Task to carry out:
These records are to be written out exactly as they read, minus the pictures.

──────── Information given ────────

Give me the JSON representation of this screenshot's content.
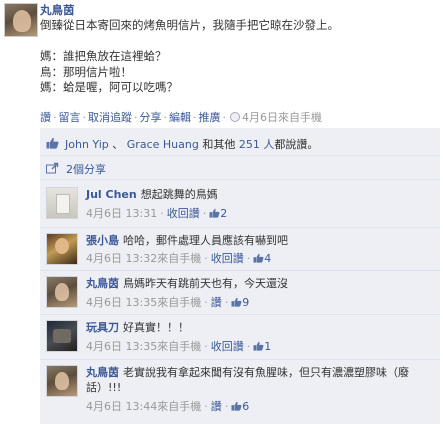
{
  "post": {
    "author": "丸鳥茵",
    "lines": [
      "倒臻從日本寄回來的烤魚明信片，我隨手把它晾在沙發上。",
      "",
      "媽：誰把魚放在這裡蛤？",
      "鳥：那明信片啦！",
      "媽：蛤是喔，阿可以吃嗎？"
    ],
    "actions": {
      "like": "讚",
      "comment": "留言",
      "unfollow": "取消追蹤",
      "share": "分享",
      "edit": "編輯",
      "promote": "推廣",
      "timestamp": "4月6日來自手機"
    }
  },
  "likes": {
    "user1": "John Yip",
    "sep": "、",
    "user2": "Grace Huang",
    "and": "和其他",
    "others": "251 人",
    "suffix": "都說讚。"
  },
  "shares_label": "2個分享",
  "comments": [
    {
      "name": "Jul Chen",
      "text": "想起跳舞的鳥媽",
      "time": "4月6日 13:31",
      "action": "收回讚",
      "likes": "2"
    },
    {
      "name": "張小島",
      "text": "哈哈，郵件處理人員應該有嚇到吧",
      "time": "4月6日 13:32來自手機",
      "action": "收回讚",
      "likes": "4"
    },
    {
      "name": "丸鳥茵",
      "text": "鳥媽昨天有跳前天也有，今天還沒",
      "time": "4月6日 13:35來自手機",
      "action": "讚",
      "likes": "9"
    },
    {
      "name": "玩具刀",
      "text": "好真實！！！",
      "time": "4月6日 13:35來自手機",
      "action": "收回讚",
      "likes": "1"
    },
    {
      "name": "丸鳥茵",
      "text": "老實說我有拿起來聞有沒有魚腥味，但只有濃濃塑膠味（廢話）!!!",
      "time": "4月6日 13:44來自手機",
      "action": "讚",
      "likes": "6"
    }
  ]
}
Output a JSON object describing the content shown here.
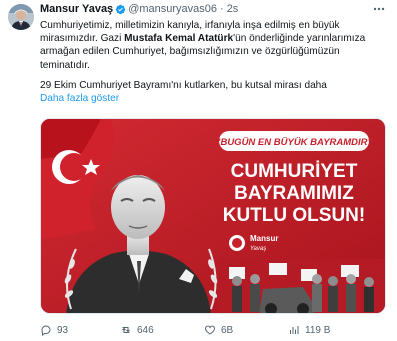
{
  "author": {
    "display_name": "Mansur Yavaş",
    "handle": "@mansuryavas06",
    "separator": "·",
    "time": "2s"
  },
  "tweet": {
    "paragraph_1_part_1": "Cumhuriyetimiz, milletimizin kanıyla, irfanıyla inşa edilmiş en büyük mirasımızdır. Gazi ",
    "paragraph_1_bold": "Mustafa Kemal Atatürk",
    "paragraph_1_part_2": "'ün önderliğinde yarınlarımıza armağan edilen Cumhuriyet, bağımsızlığımızın ve özgürlüğümüzün teminatıdır.",
    "paragraph_2": "29 Ekim Cumhuriyet Bayramı'nı kutlarken, bu kutsal mirası daha",
    "show_more": "Daha fazla göster"
  },
  "media": {
    "banner_text": "\"BUGÜN EN BÜYÜK BAYRAMDIR\"",
    "headline_line1": "CUMHURİYET",
    "headline_line2": "BAYRAMIMIZ",
    "headline_line3": "KUTLU OLSUN!",
    "logo_name": "Mansur",
    "logo_sub": "Yavaş",
    "colors": {
      "red": "#c8202b",
      "dark_red": "#8e1119",
      "white": "#ffffff"
    }
  },
  "actions": {
    "replies": "93",
    "retweets": "646",
    "likes": "6B",
    "views": "119 B"
  },
  "icons": {
    "verified": "verified-badge-icon",
    "more": "more-options-icon",
    "reply": "reply-icon",
    "retweet": "retweet-icon",
    "like": "heart-icon",
    "views": "views-chart-icon"
  }
}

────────

Response to the exercise:
Give me the JSON representation of this screenshot's content.
{
  "post": {
    "author": "丸鳥茵",
    "lines": [
      "倒臻從日本寄回來的烤魚明信片，我隨手把它晾在沙發上。",
      "",
      "媽：誰把魚放在這裡蛤？",
      "鳥：那明信片啦！",
      "媽：蛤是喔，阿可以吃嗎？"
    ],
    "actions": {
      "like": "讚",
      "comment": "留言",
      "unfollow": "取消追蹤",
      "share": "分享",
      "edit": "編輯",
      "promote": "推廣",
      "timestamp": "4月6日來自手機"
    }
  },
  "likes": {
    "user1": "John Yip",
    "sep": "、",
    "user2": "Grace Huang",
    "and": "和其他",
    "others": "251 人",
    "suffix": "都說讚。"
  },
  "shares_label": "2個分享",
  "comments": [
    {
      "name": "Jul Chen",
      "text": "想起跳舞的鳥媽",
      "time": "4月6日 13:31",
      "action": "收回讚",
      "likes": "2"
    },
    {
      "name": "張小島",
      "text": "哈哈，郵件處理人員應該有嚇到吧",
      "time": "4月6日 13:32來自手機",
      "action": "收回讚",
      "likes": "4"
    },
    {
      "name": "丸鳥茵",
      "text": "鳥媽昨天有跳前天也有，今天還沒",
      "time": "4月6日 13:35來自手機",
      "action": "讚",
      "likes": "9"
    },
    {
      "name": "玩具刀",
      "text": "好真實！！！",
      "time": "4月6日 13:35來自手機",
      "action": "收回讚",
      "likes": "1"
    },
    {
      "name": "丸鳥茵",
      "text": "老實說我有拿起來聞有沒有魚腥味，但只有濃濃塑膠味（廢話）!!!",
      "time": "4月6日 13:44來自手機",
      "action": "讚",
      "likes": "6"
    }
  ]
}
Output a JSON object describing the content shown here.
{
  "author": {
    "display_name": "Mansur Yavaş",
    "handle": "@mansuryavas06",
    "separator": "·",
    "time": "2s"
  },
  "tweet": {
    "paragraph_1_part_1": "Cumhuriyetimiz, milletimizin kanıyla, irfanıyla inşa edilmiş en büyük mirasımızdır. Gazi ",
    "paragraph_1_bold": "Mustafa Kemal Atatürk",
    "paragraph_1_part_2": "'ün önderliğinde yarınlarımıza armağan edilen Cumhuriyet, bağımsızlığımızın ve özgürlüğümüzün teminatıdır.",
    "paragraph_2": "29 Ekim Cumhuriyet Bayramı'nı kutlarken, bu kutsal mirası daha",
    "show_more": "Daha fazla göster"
  },
  "media": {
    "banner_text": "\"BUGÜN EN BÜYÜK BAYRAMDIR\"",
    "headline_line1": "CUMHURİYET",
    "headline_line2": "BAYRAMIMIZ",
    "headline_line3": "KUTLU OLSUN!",
    "logo_name": "Mansur",
    "logo_sub": "Yavaş",
    "colors": {
      "red": "#c8202b",
      "dark_red": "#8e1119",
      "white": "#ffffff"
    }
  },
  "actions": {
    "replies": "93",
    "retweets": "646",
    "likes": "6B",
    "views": "119 B"
  },
  "icons": {
    "verified": "verified-badge-icon",
    "more": "more-options-icon",
    "reply": "reply-icon",
    "retweet": "retweet-icon",
    "like": "heart-icon",
    "views": "views-chart-icon"
  }
}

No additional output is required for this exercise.